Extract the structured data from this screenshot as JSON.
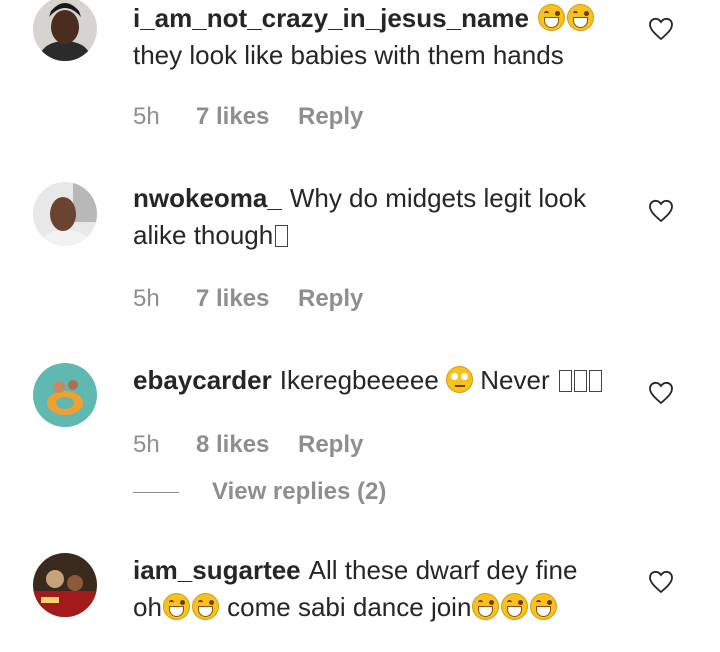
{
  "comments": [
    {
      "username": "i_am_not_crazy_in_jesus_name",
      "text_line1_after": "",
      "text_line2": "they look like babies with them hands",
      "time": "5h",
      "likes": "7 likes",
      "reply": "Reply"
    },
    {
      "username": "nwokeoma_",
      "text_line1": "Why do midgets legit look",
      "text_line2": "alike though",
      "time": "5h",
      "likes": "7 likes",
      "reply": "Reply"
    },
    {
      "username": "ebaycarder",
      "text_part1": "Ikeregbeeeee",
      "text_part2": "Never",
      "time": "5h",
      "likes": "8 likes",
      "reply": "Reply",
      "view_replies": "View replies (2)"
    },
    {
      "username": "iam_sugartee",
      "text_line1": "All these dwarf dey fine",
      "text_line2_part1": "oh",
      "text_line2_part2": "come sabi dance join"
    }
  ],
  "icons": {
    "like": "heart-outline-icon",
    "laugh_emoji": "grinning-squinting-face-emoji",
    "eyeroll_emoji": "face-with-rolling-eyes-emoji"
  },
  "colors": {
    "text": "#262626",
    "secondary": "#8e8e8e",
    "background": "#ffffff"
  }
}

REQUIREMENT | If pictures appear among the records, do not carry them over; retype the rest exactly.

WRITTEN REPLY |
Extract the structured data from this screenshot as JSON.
{
  "comments": [
    {
      "username": "i_am_not_crazy_in_jesus_name",
      "text_line1_after": "",
      "text_line2": "they look like babies with them hands",
      "time": "5h",
      "likes": "7 likes",
      "reply": "Reply"
    },
    {
      "username": "nwokeoma_",
      "text_line1": "Why do midgets legit look",
      "text_line2": "alike though",
      "time": "5h",
      "likes": "7 likes",
      "reply": "Reply"
    },
    {
      "username": "ebaycarder",
      "text_part1": "Ikeregbeeeee",
      "text_part2": "Never",
      "time": "5h",
      "likes": "8 likes",
      "reply": "Reply",
      "view_replies": "View replies (2)"
    },
    {
      "username": "iam_sugartee",
      "text_line1": "All these dwarf dey fine",
      "text_line2_part1": "oh",
      "text_line2_part2": "come sabi dance join"
    }
  ],
  "icons": {
    "like": "heart-outline-icon",
    "laugh_emoji": "grinning-squinting-face-emoji",
    "eyeroll_emoji": "face-with-rolling-eyes-emoji"
  },
  "colors": {
    "text": "#262626",
    "secondary": "#8e8e8e",
    "background": "#ffffff"
  }
}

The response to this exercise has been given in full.